##### ENTRIES SUPPLIED #####

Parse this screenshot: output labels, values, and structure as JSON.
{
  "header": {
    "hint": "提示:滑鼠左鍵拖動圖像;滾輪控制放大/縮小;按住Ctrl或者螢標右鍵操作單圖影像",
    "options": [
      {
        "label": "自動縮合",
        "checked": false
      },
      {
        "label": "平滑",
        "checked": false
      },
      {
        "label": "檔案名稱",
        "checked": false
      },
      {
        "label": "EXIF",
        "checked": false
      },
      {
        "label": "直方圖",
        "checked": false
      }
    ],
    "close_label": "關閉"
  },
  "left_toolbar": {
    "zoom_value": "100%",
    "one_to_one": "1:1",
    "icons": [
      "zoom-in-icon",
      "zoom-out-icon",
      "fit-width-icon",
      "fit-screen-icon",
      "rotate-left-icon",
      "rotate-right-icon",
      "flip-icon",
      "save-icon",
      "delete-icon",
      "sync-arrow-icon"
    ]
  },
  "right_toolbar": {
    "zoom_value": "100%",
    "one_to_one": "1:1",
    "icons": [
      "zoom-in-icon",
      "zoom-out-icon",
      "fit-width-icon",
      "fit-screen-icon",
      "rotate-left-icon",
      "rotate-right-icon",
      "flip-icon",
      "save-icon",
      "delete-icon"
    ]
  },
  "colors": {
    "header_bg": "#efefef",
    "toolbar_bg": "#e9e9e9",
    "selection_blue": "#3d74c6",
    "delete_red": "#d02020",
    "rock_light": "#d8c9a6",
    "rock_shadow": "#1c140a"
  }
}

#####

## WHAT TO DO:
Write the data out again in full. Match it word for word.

## ANSWER SECTION:
Parse this screenshot: output labels, values, and structure as JSON.
{
  "header": {
    "hint": "提示:滑鼠左鍵拖動圖像;滾輪控制放大/縮小;按住Ctrl或者螢標右鍵操作單圖影像",
    "options": [
      {
        "label": "自動縮合",
        "checked": false
      },
      {
        "label": "平滑",
        "checked": false
      },
      {
        "label": "檔案名稱",
        "checked": false
      },
      {
        "label": "EXIF",
        "checked": false
      },
      {
        "label": "直方圖",
        "checked": false
      }
    ],
    "close_label": "關閉"
  },
  "left_toolbar": {
    "zoom_value": "100%",
    "one_to_one": "1:1",
    "icons": [
      "zoom-in-icon",
      "zoom-out-icon",
      "fit-width-icon",
      "fit-screen-icon",
      "rotate-left-icon",
      "rotate-right-icon",
      "flip-icon",
      "save-icon",
      "delete-icon",
      "sync-arrow-icon"
    ]
  },
  "right_toolbar": {
    "zoom_value": "100%",
    "one_to_one": "1:1",
    "icons": [
      "zoom-in-icon",
      "zoom-out-icon",
      "fit-width-icon",
      "fit-screen-icon",
      "rotate-left-icon",
      "rotate-right-icon",
      "flip-icon",
      "save-icon",
      "delete-icon"
    ]
  },
  "colors": {
    "header_bg": "#efefef",
    "toolbar_bg": "#e9e9e9",
    "selection_blue": "#3d74c6",
    "delete_red": "#d02020",
    "rock_light": "#d8c9a6",
    "rock_shadow": "#1c140a"
  }
}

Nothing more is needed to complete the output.